The Hebrew Sheol and its Greek equivalent Hades require careful study as few words are more obscured in our English Versions of the Bible then these two. This is so because of the various ways in which they are treated in translation.
The two words have different etymologies, yet they are identical in their use in Holy Scripture.
Sheol belongs to the Hebrew Bible, and is coined, so to speak, by the Holy Spirit Himself. It can be understood only by observing the way in which He has used it in the Scriptures; learning from there we can discover the meaning which He has Himself given it.
However, the Greek Hades is different. It had a history and a meaning long before it was used by the Holy Spirit in the New Testament. Hades comes to us with all its associations in Greek literature and, in particular, its connection with heathen Mythology. It comes pervaded and permeated with all its heathen traditions. However, when we consider it in the New Testament, all of these must be discarded, and set forever aside.
In the New Testament, Hades represents the Old Testament word Sheol.

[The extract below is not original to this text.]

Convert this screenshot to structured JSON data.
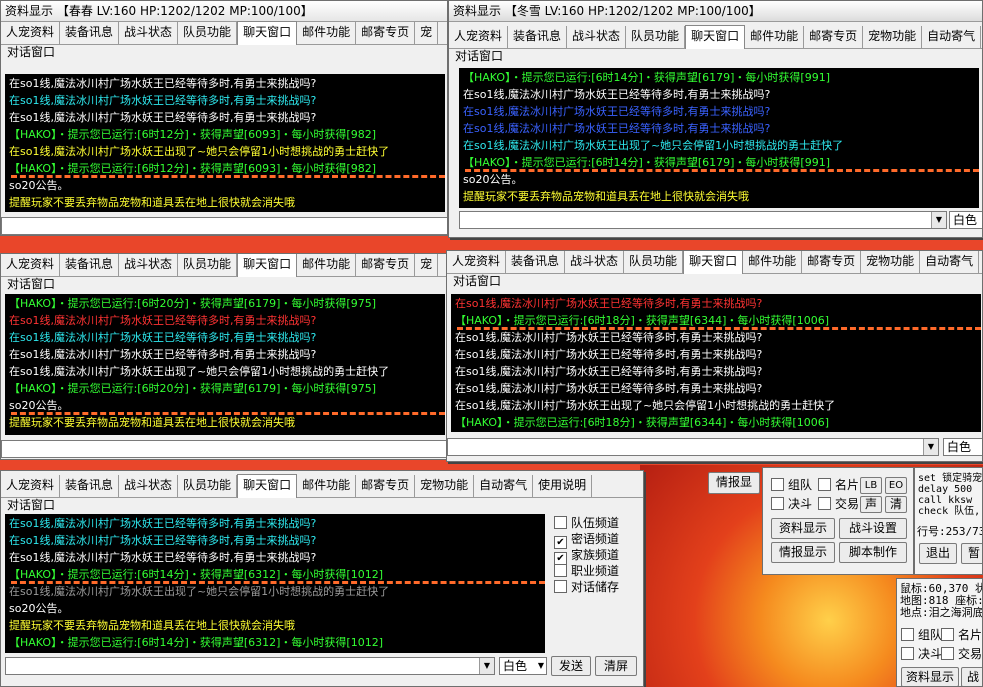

Hence in New Testament it can mean only what its Hebrew equivalent (Sheol) means in the Old Testament.
In his usual through and detailed style the author does an excellent job in explaining and clarifying these two words, touching upon every occurrence of each in the Scriptures.